Ivancic v. Olmstead
Facts: Since 1970, Olmstead owned the property next to Ivancic's parent's property and at the base of Olmstead property stood a maple tree adjacent to Ivancic's parents property. The branches of the maple tree extended over into the side of Ivancic's property. On 26 September 1980, Ivancic was working on his truck in the driveway of his parent's property when a heavy windstorm caused a branch from the maple tree to fall and injure Ivancic. Ivancic filed a lawsuit against Olmstead for interposing causes of action in negligence and common-law trespass. The trial court declined to hear the case of the common law trespassing and solely on the negligence. During the trial court, the jury awarded Ivancic $3,500. Both Ivancic and Olmstead moved to set aside the verdict, Ivancic did because of inadequacy, and Olmstead because of the verdict was against the weight of the evidence. The court ordered a new trial based on liability and damages. At the Appellate Division, the verdict was reversed and the complaint was dismissed.
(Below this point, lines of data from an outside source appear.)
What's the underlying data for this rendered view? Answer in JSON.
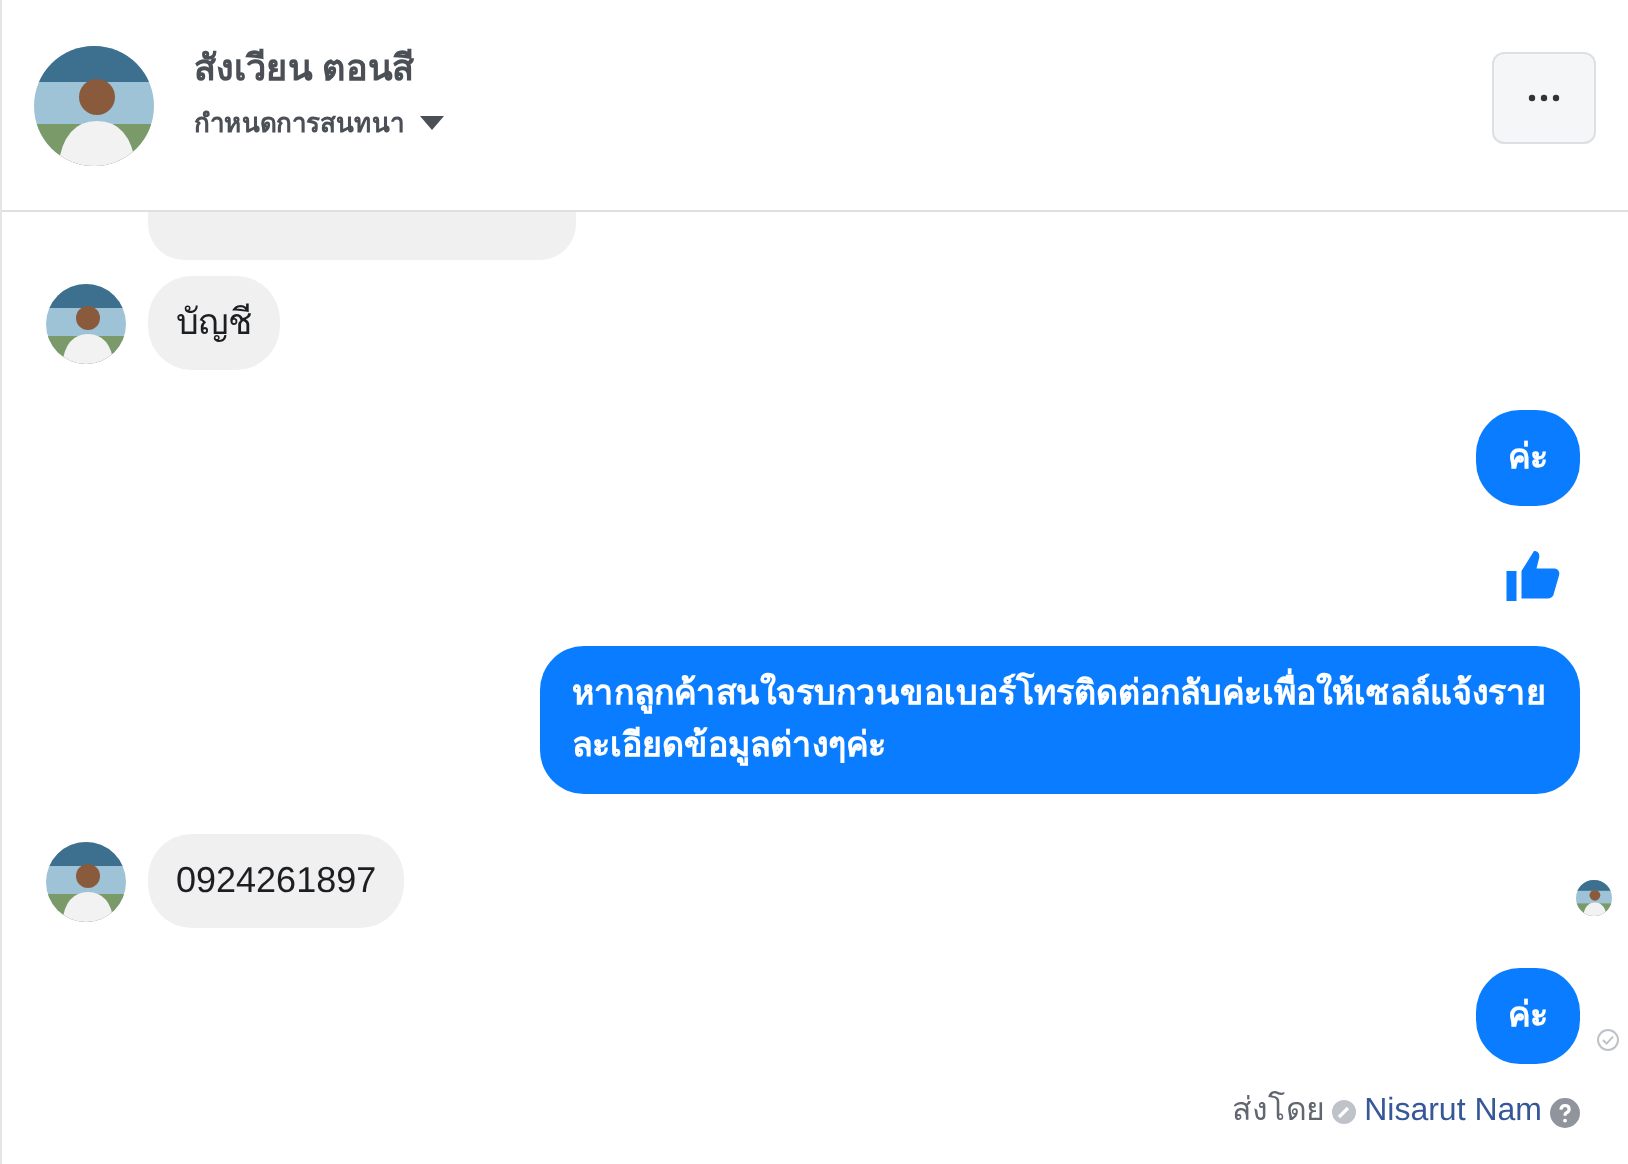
{
  "header": {
    "name": "สังเวียน ตอนสี",
    "subtitle": "กำหนดการสนทนา"
  },
  "messages": [
    {
      "kind": "received_cut"
    },
    {
      "kind": "received",
      "text": "บัญชี",
      "show_avatar": true
    },
    {
      "kind": "sent",
      "text": "ค่ะ"
    },
    {
      "kind": "like"
    },
    {
      "kind": "sent",
      "text": "หากลูกค้าสนใจรบกวนขอเบอร์โทรติดต่อกลับค่ะเพื่อให้เซลล์แจ้งรายละเอียดข้อมูลต่างๆค่ะ"
    },
    {
      "kind": "received",
      "text": "0924261897",
      "show_avatar": true,
      "seen": true
    },
    {
      "kind": "sent",
      "text": "ค่ะ",
      "delivered": true
    }
  ],
  "sent_by": {
    "label": "ส่งโดย",
    "name": "Nisarut Nam"
  }
}
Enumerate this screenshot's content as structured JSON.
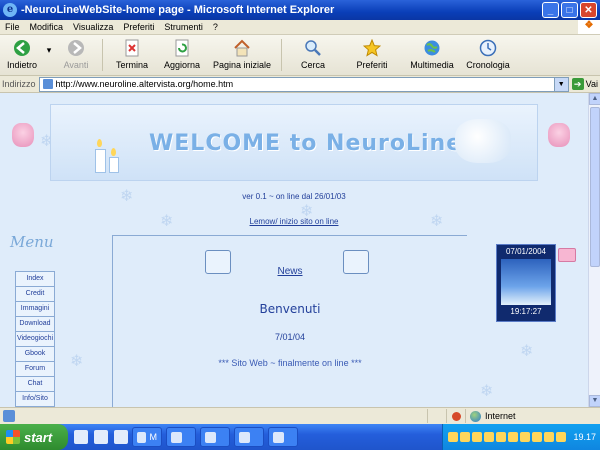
{
  "window": {
    "title": "-NeuroLineWebSite-home page - Microsoft Internet Explorer",
    "controls": {
      "minimize": "_",
      "maximize": "□",
      "close": "✕"
    }
  },
  "menu": [
    "File",
    "Modifica",
    "Visualizza",
    "Preferiti",
    "Strumenti",
    "?"
  ],
  "toolbar": {
    "back": "Indietro",
    "forward": "Avanti",
    "stop": "Termina",
    "refresh": "Aggiorna",
    "home": "Pagina iniziale",
    "search": "Cerca",
    "favorites": "Preferiti",
    "media": "Multimedia",
    "history": "Cronologia"
  },
  "address": {
    "label": "Indirizzo",
    "url": "http://www.neuroline.altervista.org/home.htm",
    "go": "Vai"
  },
  "page": {
    "banner_title": "WELCOME to NeuroLine",
    "version": "ver 0.1 ~ on line dal 26/01/03",
    "links": "Lemow/ inizio sito on line",
    "menu_title": "Menu",
    "menu_items": [
      "Index",
      "Credit",
      "Immagini",
      "Download",
      "Videogiochi",
      "Gbook",
      "Forum",
      "Chat",
      "Info/Sito"
    ],
    "news_title": "News",
    "welcome": "Benvenuti",
    "news_date": "7/01/04",
    "marquee": "*** Sito Web ~ finalmente on line ***",
    "widget_date": "07/01/2004",
    "widget_time": "19:17:27"
  },
  "status": {
    "zone": "Internet"
  },
  "taskbar": {
    "start": "start",
    "windows": [
      "M",
      "",
      "",
      "",
      ""
    ],
    "clock": "19.17"
  },
  "colors": {
    "titlebar": "#0a3fb8",
    "page_bg": "#dfecfa",
    "link": "#223f9a",
    "taskbar": "#245edb"
  }
}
Issue(s) Presented: The issues presented when considering the negligence cause of action is if the Olmstead had knowledge that the maple tree on their property was defective and could have fell to cause injuries.

Holding: Ivancic made no claim that Olmstaed had actual knowledge of the defective nature of the maple tree. It is necessary to consider whether there was sufficient evidence for a jury to conclude that Olmstead had constructive notice.
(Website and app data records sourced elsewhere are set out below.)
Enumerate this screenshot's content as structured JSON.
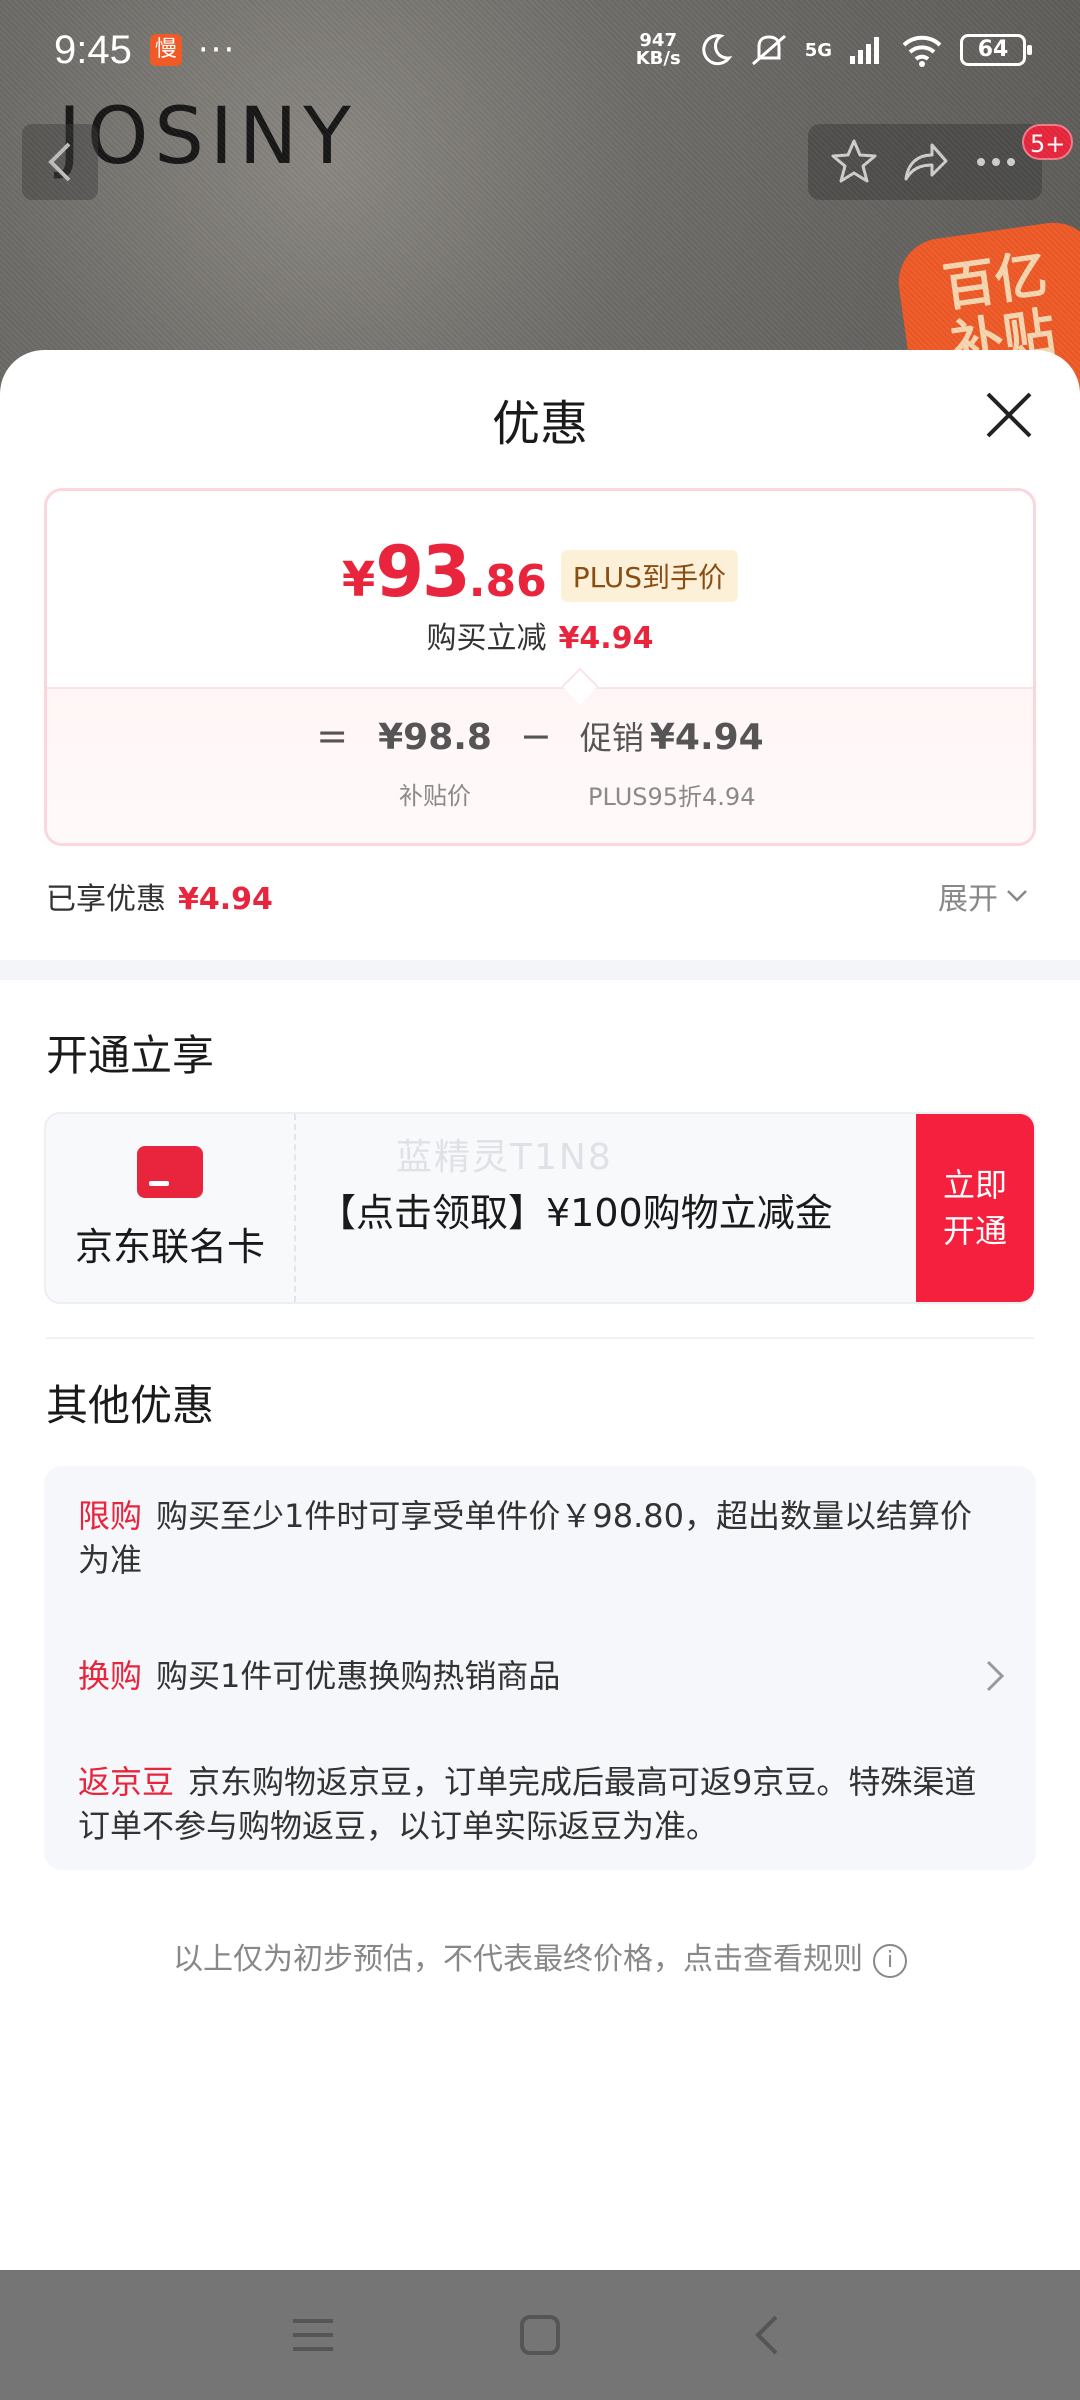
{
  "status_bar": {
    "time": "9:45",
    "slow_badge": "慢",
    "dots": "···",
    "net_speed_value": "947",
    "net_speed_unit": "KB/s",
    "network": "5G",
    "battery": "64"
  },
  "background_page": {
    "brand": "JOSINY",
    "badge_count": "5+",
    "promo_badge_line1": "百亿",
    "promo_badge_line2": "补贴"
  },
  "sheet": {
    "title": "优惠",
    "price_card": {
      "currency": "¥",
      "price_integer": "93",
      "price_decimal": ".86",
      "plus_tag": "PLUS到手价",
      "reduce_label": "购买立减",
      "reduce_amount": "¥4.94",
      "equals": "=",
      "base_price": "¥98.8",
      "base_label": "补贴价",
      "minus": "−",
      "promo_label": "促销",
      "promo_amount": "¥4.94",
      "promo_sublabel": "PLUS95折4.94"
    },
    "enjoyed": {
      "label": "已享优惠",
      "amount": "¥4.94",
      "expand": "展开"
    },
    "membership": {
      "title": "开通立享",
      "card_name": "京东联名卡",
      "offer": "【点击领取】¥100购物立减金",
      "watermark": "蓝精灵T1N8",
      "button_line1": "立即",
      "button_line2": "开通"
    },
    "other": {
      "title": "其他优惠",
      "items": [
        {
          "tag": "限购",
          "text": "购买至少1件时可享受单件价￥98.80，超出数量以结算价为准"
        },
        {
          "tag": "换购",
          "text": "购买1件可优惠换购热销商品"
        },
        {
          "tag": "返京豆",
          "text": "京东购物返京豆，订单完成后最高可返9京豆。特殊渠道订单不参与购物返豆，以订单实际返豆为准。"
        }
      ]
    },
    "footer_note": "以上仅为初步预估，不代表最终价格，点击查看规则",
    "info_icon": "i"
  },
  "colors": {
    "accent_red": "#e8253c",
    "button_red": "#f5203e",
    "plus_tag_bg": "#fdf0d9"
  }
}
Rationale: There was no evidence present of indication that the tree was diseases or decayed. No witness testified that they observed decayed limbs, withered or dead leaves, or discoloration that would indicate disease. The constructive notice in reference to the liability of falling trees, there is no duty to check each tree that has no visible signs of disease or decay. And there is no further action required for the owner to take to prevent harm. Ivancic's expert witness testified that he did not see the limb until the day of the trail and all remained was an eight-foot stump. He also testified that through pictures that he summed up the cause of the decay, but indicated that since it was eight feet high, it would be difficult if not impossible for a reasonable person or landowner to notice decay. These statements testified indicated that since Olmstead did not inspect the tree in ten years is irreverent.
2. When reviewing the claim by Ivancic that the trail court error in denying the common-law trespass, they examined the case of Phillips v. Sun Oil Co. they concluded that for a trespasser to be held liable, the trespasser does not intend to cause damages but must act as an unlawful invasion. In the following case since Olmstead did not plant the tree and she allowed the tree to grow healthy and naturally cross into Ivancic's parent's property, it is not an intended act of trespassing.
Justice Jasen's conclusion was there was no sufficient evidence present that indicated that Olmstead intended to cause the injury to Ivancic through the actions of neglecting to inspect what was visibly a healthy tree. Also, that the claim of common law trespass was correctly dismissed by the trial court due to elements surrounding the act of trespassing where not met.